and was quite popular during that time. It came only in
three sizes--small, medium, and large. The name "poly-o-rama
panoptique" is of French origin; the English also produced
these devices at the same time under a different name.
How it works:
Poly-o-rama panoptiques were hand-held, and used
to view translucent paper pictures. These pictures, properly
called "paper views," were made of very thin paper with
a different scene on each side. They were designed so that a
person could look through the back of the viewer, and depending on
the type of lighting the paper view received, the person could see
two different images of the same picture.
First, paper views would be inserted into the
viewer through the top. Once the picture was in place, a lid
was placed on top. The viewer was rather light-tight; some poly-o-rama
panoptiques had real gold foil on its edges and corners to reflect
any light that might enter through these areas.
Two types of lighting scenarios:
To allow people to see two different images when
looking at a paper view, backlighting and frontlighting techniques
were used. In backlighting, a light was placed behind the
paper view so that anything painted onto the side facing the eyes
was lit. In frontlighting, light was allowed to pass through
the front end of the viewer and through the paper view, so that
both sides of the paper view are lit together.

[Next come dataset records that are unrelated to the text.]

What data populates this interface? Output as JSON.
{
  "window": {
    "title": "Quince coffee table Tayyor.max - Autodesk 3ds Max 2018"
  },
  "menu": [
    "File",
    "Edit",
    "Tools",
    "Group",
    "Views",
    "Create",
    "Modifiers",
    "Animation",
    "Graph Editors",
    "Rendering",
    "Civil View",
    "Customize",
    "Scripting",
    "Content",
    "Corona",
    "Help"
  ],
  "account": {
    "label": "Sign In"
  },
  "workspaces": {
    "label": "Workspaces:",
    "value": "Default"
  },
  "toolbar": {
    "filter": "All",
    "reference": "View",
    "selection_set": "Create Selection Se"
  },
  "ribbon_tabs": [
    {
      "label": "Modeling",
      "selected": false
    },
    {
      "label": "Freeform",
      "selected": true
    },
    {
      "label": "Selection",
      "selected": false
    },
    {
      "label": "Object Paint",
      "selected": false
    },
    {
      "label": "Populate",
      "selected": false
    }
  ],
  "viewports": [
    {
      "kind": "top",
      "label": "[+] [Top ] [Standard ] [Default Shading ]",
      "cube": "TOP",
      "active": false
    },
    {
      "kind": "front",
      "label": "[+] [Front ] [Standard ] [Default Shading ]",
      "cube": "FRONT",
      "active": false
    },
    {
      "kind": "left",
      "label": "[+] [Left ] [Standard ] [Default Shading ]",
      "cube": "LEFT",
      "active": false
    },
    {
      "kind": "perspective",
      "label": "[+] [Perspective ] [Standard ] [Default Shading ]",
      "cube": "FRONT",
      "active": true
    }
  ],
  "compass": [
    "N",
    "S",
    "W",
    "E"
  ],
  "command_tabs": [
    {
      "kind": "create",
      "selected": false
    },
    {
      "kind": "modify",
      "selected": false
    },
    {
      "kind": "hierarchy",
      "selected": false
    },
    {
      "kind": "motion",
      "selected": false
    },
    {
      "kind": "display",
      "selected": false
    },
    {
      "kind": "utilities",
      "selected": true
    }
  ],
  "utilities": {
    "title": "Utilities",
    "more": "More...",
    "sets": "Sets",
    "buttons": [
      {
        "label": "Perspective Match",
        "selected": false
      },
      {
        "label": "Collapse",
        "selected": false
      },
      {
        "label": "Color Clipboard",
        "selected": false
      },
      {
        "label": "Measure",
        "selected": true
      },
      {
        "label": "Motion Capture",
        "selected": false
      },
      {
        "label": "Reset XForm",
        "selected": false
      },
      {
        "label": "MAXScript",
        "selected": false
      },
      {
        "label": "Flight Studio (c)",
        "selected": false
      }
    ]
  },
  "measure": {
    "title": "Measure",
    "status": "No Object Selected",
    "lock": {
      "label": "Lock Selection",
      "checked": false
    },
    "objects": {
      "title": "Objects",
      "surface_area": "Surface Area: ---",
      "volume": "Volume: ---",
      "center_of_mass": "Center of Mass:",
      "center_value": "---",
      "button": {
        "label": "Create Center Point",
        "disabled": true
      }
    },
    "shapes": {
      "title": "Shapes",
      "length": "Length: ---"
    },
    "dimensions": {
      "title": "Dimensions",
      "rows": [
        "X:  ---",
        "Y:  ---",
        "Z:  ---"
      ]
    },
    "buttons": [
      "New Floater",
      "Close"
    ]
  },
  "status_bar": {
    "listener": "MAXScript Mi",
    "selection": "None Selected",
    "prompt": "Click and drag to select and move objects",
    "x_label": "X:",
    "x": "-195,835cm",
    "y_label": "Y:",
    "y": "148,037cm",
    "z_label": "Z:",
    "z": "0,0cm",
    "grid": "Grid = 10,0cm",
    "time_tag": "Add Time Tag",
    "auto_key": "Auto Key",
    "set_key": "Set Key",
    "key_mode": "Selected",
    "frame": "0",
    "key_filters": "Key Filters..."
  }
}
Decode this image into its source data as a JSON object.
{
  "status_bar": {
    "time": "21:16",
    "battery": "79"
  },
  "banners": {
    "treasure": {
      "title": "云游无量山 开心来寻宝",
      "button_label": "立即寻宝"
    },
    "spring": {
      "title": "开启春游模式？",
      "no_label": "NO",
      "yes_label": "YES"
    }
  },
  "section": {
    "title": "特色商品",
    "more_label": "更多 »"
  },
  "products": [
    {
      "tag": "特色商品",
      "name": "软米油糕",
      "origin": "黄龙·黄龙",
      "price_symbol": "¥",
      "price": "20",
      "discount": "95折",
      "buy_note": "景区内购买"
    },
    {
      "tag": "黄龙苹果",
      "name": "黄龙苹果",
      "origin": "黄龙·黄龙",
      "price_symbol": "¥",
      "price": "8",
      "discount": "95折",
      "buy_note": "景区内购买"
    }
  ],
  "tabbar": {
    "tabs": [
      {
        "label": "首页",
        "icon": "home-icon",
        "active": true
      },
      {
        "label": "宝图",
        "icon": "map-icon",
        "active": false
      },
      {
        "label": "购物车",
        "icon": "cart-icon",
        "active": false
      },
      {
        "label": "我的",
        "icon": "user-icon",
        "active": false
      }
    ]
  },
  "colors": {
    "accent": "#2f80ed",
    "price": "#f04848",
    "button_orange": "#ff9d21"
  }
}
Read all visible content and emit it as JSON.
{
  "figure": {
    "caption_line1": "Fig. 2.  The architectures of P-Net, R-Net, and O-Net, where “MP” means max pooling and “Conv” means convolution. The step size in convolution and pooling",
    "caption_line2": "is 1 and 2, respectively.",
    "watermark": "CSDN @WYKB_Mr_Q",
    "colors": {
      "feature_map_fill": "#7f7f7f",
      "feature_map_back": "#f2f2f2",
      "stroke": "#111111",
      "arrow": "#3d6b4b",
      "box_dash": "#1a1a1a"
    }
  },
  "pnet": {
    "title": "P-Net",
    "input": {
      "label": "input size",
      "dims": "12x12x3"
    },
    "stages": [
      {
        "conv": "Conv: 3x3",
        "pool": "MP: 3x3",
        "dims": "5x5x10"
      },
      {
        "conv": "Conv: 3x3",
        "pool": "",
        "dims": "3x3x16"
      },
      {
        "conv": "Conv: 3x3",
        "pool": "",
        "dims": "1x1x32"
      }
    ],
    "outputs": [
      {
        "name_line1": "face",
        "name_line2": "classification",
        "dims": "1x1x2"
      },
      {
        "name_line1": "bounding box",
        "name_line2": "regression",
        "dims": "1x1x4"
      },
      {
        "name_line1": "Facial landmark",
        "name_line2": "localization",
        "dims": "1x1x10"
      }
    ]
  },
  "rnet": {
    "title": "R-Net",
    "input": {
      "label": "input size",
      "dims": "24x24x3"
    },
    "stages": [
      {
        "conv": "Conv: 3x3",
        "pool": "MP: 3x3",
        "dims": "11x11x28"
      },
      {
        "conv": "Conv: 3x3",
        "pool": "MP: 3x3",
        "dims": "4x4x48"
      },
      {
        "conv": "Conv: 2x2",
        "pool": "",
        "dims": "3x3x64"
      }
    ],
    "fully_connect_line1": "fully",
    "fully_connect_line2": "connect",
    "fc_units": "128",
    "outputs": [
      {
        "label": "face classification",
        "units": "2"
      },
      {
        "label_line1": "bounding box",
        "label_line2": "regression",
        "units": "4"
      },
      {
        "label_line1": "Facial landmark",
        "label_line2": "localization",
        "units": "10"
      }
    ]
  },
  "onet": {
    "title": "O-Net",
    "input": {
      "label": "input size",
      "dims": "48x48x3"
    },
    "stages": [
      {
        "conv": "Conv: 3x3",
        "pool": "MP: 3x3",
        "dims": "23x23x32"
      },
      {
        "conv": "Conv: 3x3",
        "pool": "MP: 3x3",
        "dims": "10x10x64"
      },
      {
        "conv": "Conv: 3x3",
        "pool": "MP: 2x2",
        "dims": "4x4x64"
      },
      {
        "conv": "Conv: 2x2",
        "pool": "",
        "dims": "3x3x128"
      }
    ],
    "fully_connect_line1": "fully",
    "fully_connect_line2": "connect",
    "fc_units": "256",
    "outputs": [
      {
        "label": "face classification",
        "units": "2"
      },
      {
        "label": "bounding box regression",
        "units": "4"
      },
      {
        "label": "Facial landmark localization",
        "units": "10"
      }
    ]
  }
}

The scenes were often before/after pictures, such as a
promenade during day and night, or a building before and after a
door or window had been opened. The two lighting scenarios
made it possible for the two different images to be seen,
depending on the type of lighting. A person would cover the
front end of the viewer to see the "before" image (with
backlighting), and then uncover the front end to see the
"after" image (with frontlighting). Or, the
process was reversed so that the "before" image was
frontlit, and the "after" image was backlit.
What became of it:
Because of the delicate nature of the poly-o-rama
panoptique's paper views, this device never became a children's
toy as several of the other optical toys have.
Interview with Dr. Ralph Wileman, July 24, 2000
A medium-sized version: